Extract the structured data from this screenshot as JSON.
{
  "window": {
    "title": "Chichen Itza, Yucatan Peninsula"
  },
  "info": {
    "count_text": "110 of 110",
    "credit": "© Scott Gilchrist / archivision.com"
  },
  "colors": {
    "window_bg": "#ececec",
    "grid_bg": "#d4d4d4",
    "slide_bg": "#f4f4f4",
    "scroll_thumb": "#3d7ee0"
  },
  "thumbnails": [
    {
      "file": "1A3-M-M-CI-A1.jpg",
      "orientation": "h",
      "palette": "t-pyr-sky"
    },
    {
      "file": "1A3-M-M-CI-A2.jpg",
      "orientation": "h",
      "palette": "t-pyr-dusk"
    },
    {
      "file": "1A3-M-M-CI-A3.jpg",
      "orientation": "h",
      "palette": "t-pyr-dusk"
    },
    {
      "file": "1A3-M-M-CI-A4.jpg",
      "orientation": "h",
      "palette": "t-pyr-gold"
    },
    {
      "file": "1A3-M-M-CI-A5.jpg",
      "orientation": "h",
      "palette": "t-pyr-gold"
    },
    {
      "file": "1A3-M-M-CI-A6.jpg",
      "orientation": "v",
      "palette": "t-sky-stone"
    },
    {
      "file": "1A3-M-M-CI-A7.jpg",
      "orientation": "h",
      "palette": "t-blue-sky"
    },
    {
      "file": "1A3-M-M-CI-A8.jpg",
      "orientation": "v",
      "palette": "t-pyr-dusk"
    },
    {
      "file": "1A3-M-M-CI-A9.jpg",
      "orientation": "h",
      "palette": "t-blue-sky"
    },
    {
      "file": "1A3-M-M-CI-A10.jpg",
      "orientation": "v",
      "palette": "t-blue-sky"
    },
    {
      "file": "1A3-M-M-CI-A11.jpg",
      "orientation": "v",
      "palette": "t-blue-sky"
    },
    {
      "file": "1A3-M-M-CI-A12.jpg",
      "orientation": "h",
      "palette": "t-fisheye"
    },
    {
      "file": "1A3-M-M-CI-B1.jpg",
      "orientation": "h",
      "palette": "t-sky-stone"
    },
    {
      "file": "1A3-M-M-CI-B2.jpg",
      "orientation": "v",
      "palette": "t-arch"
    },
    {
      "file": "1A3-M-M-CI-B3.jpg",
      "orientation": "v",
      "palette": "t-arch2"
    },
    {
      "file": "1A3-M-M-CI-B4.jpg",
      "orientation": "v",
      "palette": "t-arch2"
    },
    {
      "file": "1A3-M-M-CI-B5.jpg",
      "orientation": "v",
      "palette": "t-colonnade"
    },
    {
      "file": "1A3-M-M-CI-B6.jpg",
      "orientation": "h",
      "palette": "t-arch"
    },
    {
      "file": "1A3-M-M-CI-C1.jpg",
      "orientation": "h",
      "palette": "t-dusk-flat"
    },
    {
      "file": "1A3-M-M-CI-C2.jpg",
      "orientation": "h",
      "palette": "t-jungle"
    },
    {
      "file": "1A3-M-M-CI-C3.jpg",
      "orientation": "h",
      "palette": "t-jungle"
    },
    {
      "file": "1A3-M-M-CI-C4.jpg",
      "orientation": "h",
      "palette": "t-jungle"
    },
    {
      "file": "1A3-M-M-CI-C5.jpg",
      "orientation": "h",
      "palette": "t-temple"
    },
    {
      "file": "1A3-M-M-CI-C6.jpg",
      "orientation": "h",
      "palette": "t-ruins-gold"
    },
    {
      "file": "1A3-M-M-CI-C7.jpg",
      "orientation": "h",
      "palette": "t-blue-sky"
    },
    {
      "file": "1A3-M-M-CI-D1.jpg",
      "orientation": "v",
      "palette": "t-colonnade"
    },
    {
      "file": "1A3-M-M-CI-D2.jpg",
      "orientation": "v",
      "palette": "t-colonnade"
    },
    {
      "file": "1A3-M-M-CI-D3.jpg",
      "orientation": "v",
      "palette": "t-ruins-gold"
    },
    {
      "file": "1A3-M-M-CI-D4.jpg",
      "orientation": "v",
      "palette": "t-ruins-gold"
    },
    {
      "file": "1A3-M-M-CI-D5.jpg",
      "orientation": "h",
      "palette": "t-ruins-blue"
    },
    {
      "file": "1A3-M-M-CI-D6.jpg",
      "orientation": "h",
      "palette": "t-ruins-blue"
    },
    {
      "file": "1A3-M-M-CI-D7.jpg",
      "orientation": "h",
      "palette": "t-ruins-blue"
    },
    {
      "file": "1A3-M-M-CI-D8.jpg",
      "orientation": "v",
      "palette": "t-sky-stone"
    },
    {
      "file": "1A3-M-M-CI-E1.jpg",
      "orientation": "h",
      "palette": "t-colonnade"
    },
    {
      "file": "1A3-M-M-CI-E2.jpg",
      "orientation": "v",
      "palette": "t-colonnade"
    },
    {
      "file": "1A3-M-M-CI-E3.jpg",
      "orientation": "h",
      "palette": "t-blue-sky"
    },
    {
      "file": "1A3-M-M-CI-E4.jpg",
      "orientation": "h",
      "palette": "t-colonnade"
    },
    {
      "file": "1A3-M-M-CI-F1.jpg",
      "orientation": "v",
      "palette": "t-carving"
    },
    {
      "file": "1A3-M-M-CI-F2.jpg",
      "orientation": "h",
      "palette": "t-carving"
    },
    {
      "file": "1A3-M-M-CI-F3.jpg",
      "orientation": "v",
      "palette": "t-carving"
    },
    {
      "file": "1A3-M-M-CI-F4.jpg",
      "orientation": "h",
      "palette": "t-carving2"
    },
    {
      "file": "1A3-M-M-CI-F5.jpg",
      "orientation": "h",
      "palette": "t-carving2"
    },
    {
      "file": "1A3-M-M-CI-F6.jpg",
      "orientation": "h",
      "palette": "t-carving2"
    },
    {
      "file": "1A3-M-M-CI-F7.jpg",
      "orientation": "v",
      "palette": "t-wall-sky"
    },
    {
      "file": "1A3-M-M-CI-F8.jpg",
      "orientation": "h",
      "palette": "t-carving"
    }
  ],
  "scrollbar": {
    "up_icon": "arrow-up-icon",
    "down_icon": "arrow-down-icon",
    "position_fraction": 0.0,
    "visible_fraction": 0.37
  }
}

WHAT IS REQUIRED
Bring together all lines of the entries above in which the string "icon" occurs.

SOLUTION
    "up_icon": "arrow-up-icon",
    "down_icon": "arrow-down-icon",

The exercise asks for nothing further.